National Geographic Endeavour II
Guests onboard National Geographic Endeavour II spent the day exploring both Seymour and Rabida Islands. At North Seymour, some guests chose to explore the island on a hike. We encountered dancing boobies, frigatebirds with inflated membrane pouches, Galapagos sea lions, and Galapagos land and marine iguanas. We also observed swallow-tailed gulls.
We visited Rabida Island in the afternoon for snorkeling activities. Created by the oxidation of iron, red sand beaches are quite rare. After snorkeling, we enjoyed a leisurely walk along the beach. We also visited a brackish lagoon and observed flamingos. Some guests spotted several flamingos flying, a rare sight indeed.
Alexandra grew up on the southeast coast of the United States. She has a deep love for the ocean that stems from her childhood spent surfing, kayaking, diving and fishing on the Intracoastal Waterway. Alexandra has lived on San Cristóbal Island for t...
In the middle of the hot season, we were blessed with a pleasantly cool day. During our visit to the research station and rearing center, we observed lots of active tortoises. In the afternoon, some of the tortoises even seemed to be running…in their slow tortoise way, of course!
Floreana Island, also known as the mystery island, was our destination today. We started the day with a pre-breakfast walk at Punta Cormorant. By 6:20 a.m., guests were ready. This site has several highlights, including sea turtles, blue-footed boobies, flamingos, rays, and many land birds. We saw them all today! The most amazing sighting was the flamingos performing their courtship dance. The flamingos in Galapagos are a subspecies of the American flamingo.

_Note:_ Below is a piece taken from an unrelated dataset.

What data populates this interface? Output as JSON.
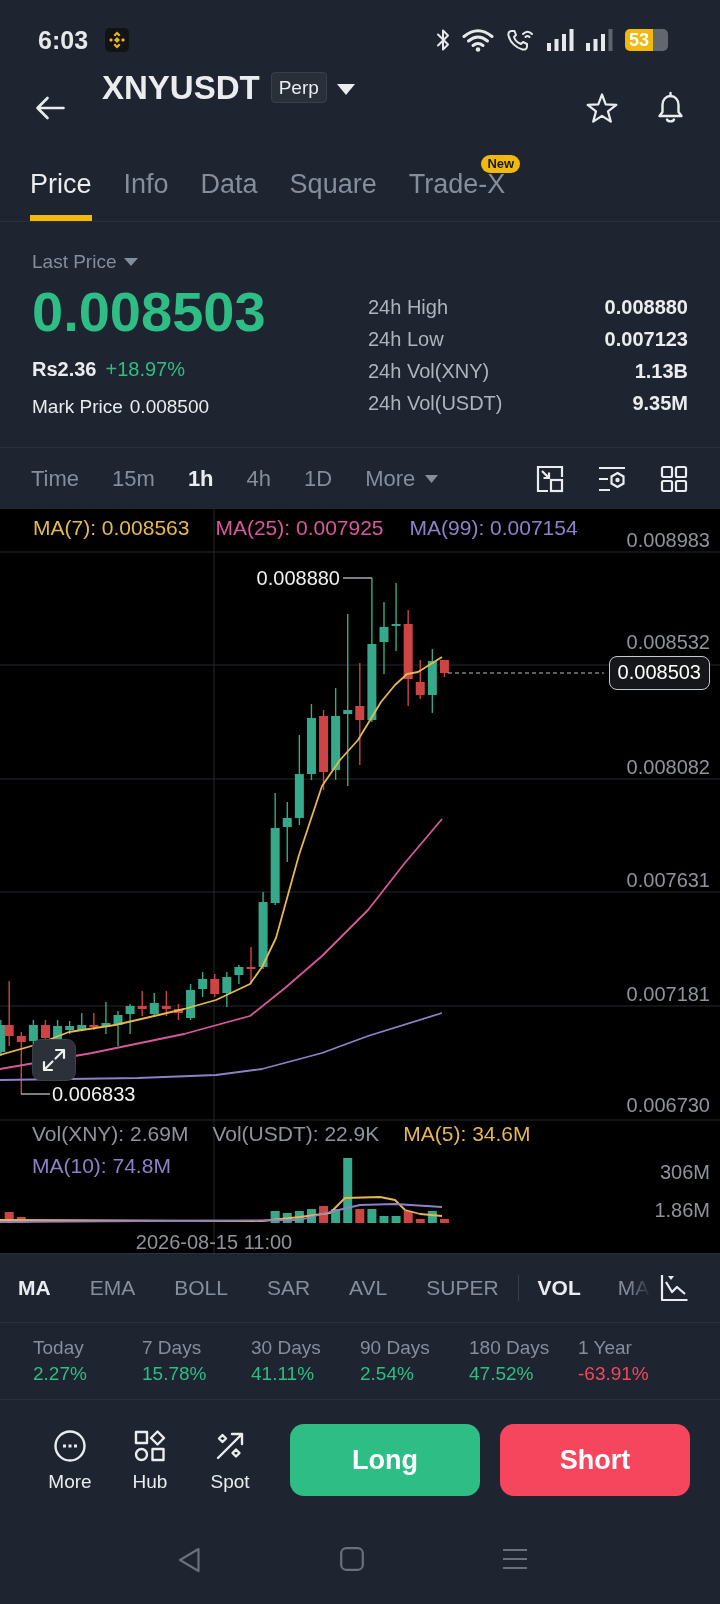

There are only about 700 individuals in the entire archipelago, and we saw at least 60 of them today. Flamingos are unmistakable due to their color and size; they obtain their pink coloration from their main source of food, the tiny shrimp that are colloquially known as “sea monkeys.” These birds are indeed a favorite of many guests. After our visit, we returned to the ship and enjoyed a great breakfast. Later, we got ready for water activities. Snorkeling at Champion Islet was wonderful. We were in the water with different species of colorful fish, dozens of sharks, and plenty of sea lions. The afternoon was a thrill as well. We had a delicious Mexican lunch and our first kayaking experience. We visited the post office barrel, which Captain James Colnett placed in 1793. Floreana Island was likely a favorite spot of sailors since it had a permanent water source and giant tortoises that could be used for food. Tortoises can live without food or water for over a year, so they became a good source of fresh meat for sailors. For the past 200 years, visitors to the island placed postcards in the barrel. Subsequent visitors took the postcards to hand deliver once they returned home. Our guests wrote many letters that will eventually be delivered to their loved ones. We ended the day with our daily recap and a great dinner. What a wonderful day Floreana gave us.
Today was our first full day in the Galapagos. We had a sunny morning with perfect conditions to enjoy aquatic activities in the clear, turquoise waters of Gardner Bay. Sea lions and rays accompanied us. An afternoon hike at Punta Suarez took us through a colony of nesting Nazca boobies.